Oil 12 x 16
by Georgia artist R. David Boyd, Jr.
more of his work here
I don't cook much...as you can see in the subject section of this blog, I'm not "in the kitchen" very often. Apparently, I'm not much of a reader either hmm...I'm not "in the library" because I'm usually neck deep in "mischief and mayhem."
However, I do watch a lot of SCETV, our local PBS station...while flipping through the channels a few weeks back I heard a familiar accent which brought me to an abrupt stop. Not just a southern accent, but an eastern Carolina accent...a dialect of which I'm a fluent speaker. A southern accent on TV that wasn't parody or documentary? Finally, an intelligent and positive reflection of this region.
These must be my people I thought and I put down the remote. I had stumbled upon the first episode of A Chef's Life...which follows a chef and her husband who return to her eastern North Carolina roots to open a restaurant Chef & the Farmer.
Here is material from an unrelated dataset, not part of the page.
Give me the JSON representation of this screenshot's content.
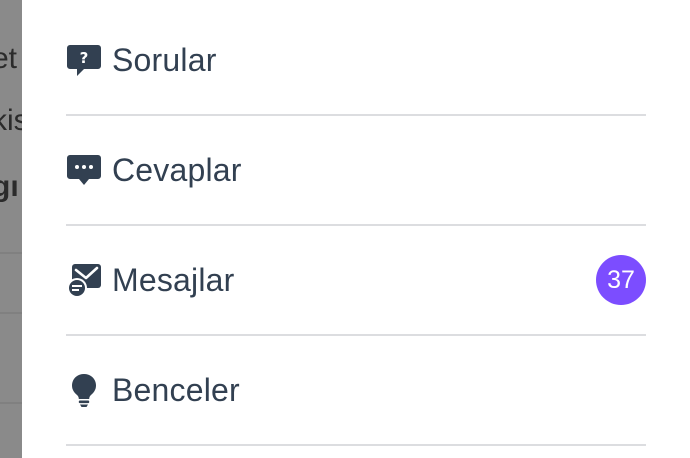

I'm hooked.
But this isn't just another "farm to table" restaurant, Vivian Howard is a product of the land as much as the produce she harvests from it. An episode may find Vivian in a Grandmother's kitchen making fresh strawberry preserves or wading through a corn field with a barefooted farmer.
What makes this show special is its authenticity, recognizing this is not a trend, not a marketing tool...it's a way of life. It's way of life that farmers, their families and their communities have always followed. Folks around here knew this long before Wal-Marts sprang up on abandoned farm land throughout the South.
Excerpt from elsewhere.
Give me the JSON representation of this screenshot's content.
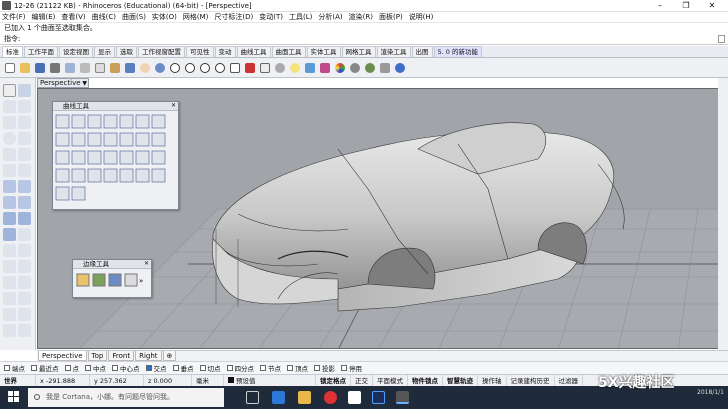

When the homemade sign goes up on BoBo Newsome Highway (if you're curious) announcing "COLLARDS FOR SALE" you know the farmer down the road has his crop ready. Sure, it's not artfully displayed like the produce at Whole Foods (for a hilarious read see here), only thing missing is the price and the pretension.
Want an up close and personal relationship with organic farming...I'll let you know next time a local farmer friend is broadcasting chicken poop on his fields and you can see it (and smell it) for yourself. There are no orchids or organic laundry detergent near by to mask the smell.
This past week's episode of A Chef's Life actually made me want to cook. Even with my circa 1975 stovetop with only 2 working burners, I figured I could do this.
For the recipe see here.
Grits simmered in milk, country sausage in the pan...and bourbon for some courage.
Not exactly farm to table...but my skillet to bowl was delicious.
Anyone up for a road trip to Kingston, North Carolina?!
A Chef's Life teaser from A Chef's Life on Vimeo.